“We fill a kindergarten class every day,” said Gwendolyn White, nurse manager for the labor and delivery department at Community Regional. The department averages 20 births a day, on its busiest day delivering up to 25 newborns. More than half of the babies born in Fresno County in 2006 were born at the downtown hospital.
“It is crazy busy some times,” said labor and delivery nurse Julie Christopherson. “But if it’s an emergency, it’s the place you want to be.”
When it comes to delivering babies, the staff at Community Regional is equipped and staffed with experts to tackle any birthing situation. For Christopherson, it’s the emergencies that add the unique character to her job.
Christopherson recalls a few years ago, a patient was hemorrhaging uncontrollably. Reacting quickly, the entire labor and delivery staff worked together to save the woman and child.

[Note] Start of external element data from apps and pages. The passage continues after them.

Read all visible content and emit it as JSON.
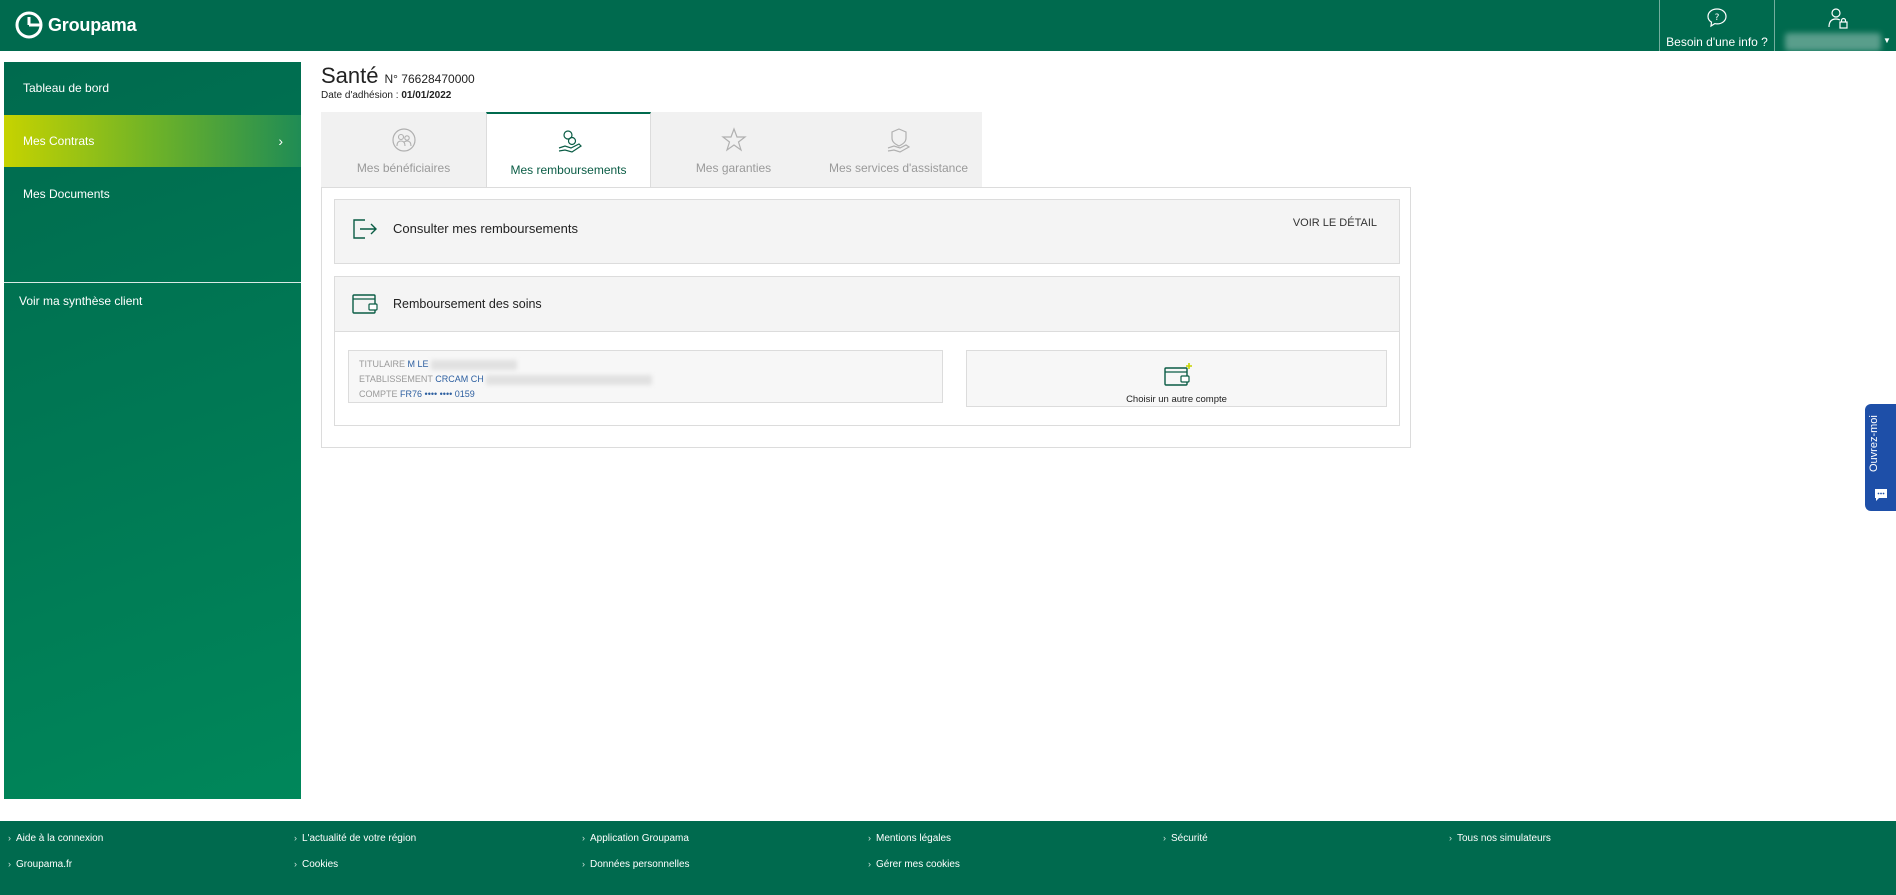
{
  "header": {
    "brand": "Groupama",
    "help_label": "Besoin d'une info ?"
  },
  "sidebar": {
    "items": [
      {
        "label": "Tableau de bord"
      },
      {
        "label": "Mes Contrats"
      },
      {
        "label": "Mes Documents"
      }
    ],
    "synthese_link": "Voir ma synthèse client"
  },
  "contract": {
    "title": "Santé",
    "number": "N° 76628470000",
    "adhesion_label": "Date d'adhésion : ",
    "adhesion_date": "01/01/2022"
  },
  "tabs": [
    {
      "label": "Mes bénéficiaires",
      "icon": "users-icon"
    },
    {
      "label": "Mes remboursements",
      "icon": "coins-hand-icon"
    },
    {
      "label": "Mes garanties",
      "icon": "star-icon"
    },
    {
      "label": "Mes services d'assistance",
      "icon": "shield-hand-icon"
    }
  ],
  "consult": {
    "title": "Consulter mes remboursements",
    "link": "VOIR LE DÉTAIL"
  },
  "soins": {
    "title": "Remboursement des soins",
    "account": {
      "titulaire_label": "TITULAIRE",
      "titulaire_value": "M LE",
      "etab_label": "ETABLISSEMENT",
      "etab_value": "CRCAM CH",
      "compte_label": "COMPTE",
      "compte_value": "FR76 •••• •••• 0159"
    },
    "choose_label": "Choisir un autre compte"
  },
  "chat": {
    "label": "Ouvrez-moi"
  },
  "footer": {
    "links": [
      "Aide à la connexion",
      "L'actualité de votre région",
      "Application Groupama",
      "Mentions légales",
      "Sécurité",
      "Tous nos simulateurs",
      "Groupama.fr",
      "Cookies",
      "Données personnelles",
      "Gérer mes cookies"
    ]
  },
  "colors": {
    "brand_green": "#006a4e",
    "active_tab_green": "#0a5c45",
    "lime": "#c6d300",
    "chat_blue": "#1e4fa8"
  }
}
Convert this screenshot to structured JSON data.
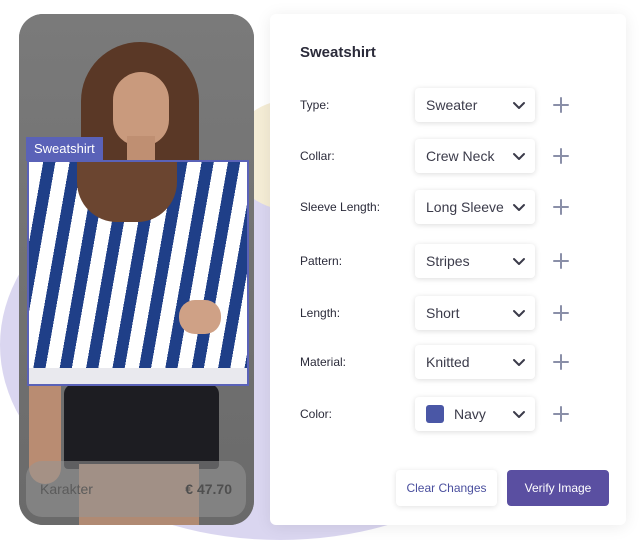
{
  "product": {
    "detection_label": "Sweatshirt",
    "name": "Karakter",
    "price": "€ 47.70"
  },
  "editor": {
    "title": "Sweatshirt",
    "attributes": [
      {
        "label": "Type:",
        "value": "Sweater"
      },
      {
        "label": "Collar:",
        "value": "Crew Neck"
      },
      {
        "label": "Sleeve Length:",
        "value": "Long Sleeve"
      },
      {
        "label": "Pattern:",
        "value": "Stripes"
      },
      {
        "label": "Length:",
        "value": "Short"
      },
      {
        "label": "Material:",
        "value": "Knitted"
      },
      {
        "label": "Color:",
        "value": "Navy",
        "swatch": "#4a57a6"
      }
    ],
    "clear_label": "Clear Changes",
    "verify_label": "Verify Image"
  },
  "colors": {
    "accent": "#5a4fa1",
    "detection_box": "#5a62b8"
  },
  "icons": {
    "dropdown": "chevron-down-icon",
    "add": "plus-icon"
  }
}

Beyond emergencies, Community Regional offers resources to women and babies not available anywhere else in the Central Valley, such as the region’s only perinatology program, specifically for women with high-risk pregnancies. White says many area hospitals will transfer their patients to Community Regional because they are high-risk: expecting multiples, having complications or going into labor prematurely.
“We have a lot of babies that are born that aren’t 40 weeks,” White said. “We’ve had some born at 25 weeks that have lived.”
In the high-risk antepartum unit, expecting mothers are closely monitored by obstetric residents from the UCSF’s Fresno Medical Education program in an effort to reach a full-term pregnancy.
“I remember the doctor came and told us it’s because of us that the woman’s baby lived,” Christopherson said.
Coming soon will be a brand new neonatal intensive care unit. The 54-bed unit, scheduled to open in 2009, will be housed on the hospital’s fourth floor. This will serve as the home to high-risk babies who weigh less than 3 pounds. Community Regional ranks No. 1 in the state for delivering live babies who weigh less than 3 pounds.
White says the hospital’s expertise in delivering high-risk babies explains its first-place ranking in delivering and keeping alive the tiniest and most fragile of babies. Those high-risk births also contribute to Community Regional performing the third most caesarean sections in the state.
“A lot of our C-sections are emergent,” White said. “It can be the mom is small and the baby is big, the baby is sideways, backwards, any number of things.”
The caesareans, in addition to all the other labor and delivery procedures, keep the birthing staffers on their toes. Christopherson says there are times when she and her colleagues handle four to five births at once. Christopherson says that is part of what has kept her at the downtown hospital.
“I like the variety. I like the different things that happen here,” Christopherson said. “It is a physically demanding job. But I love it.”
This story was reported by Martin Ortiz. He can be reached at MedWatchToday@communitymedical.org.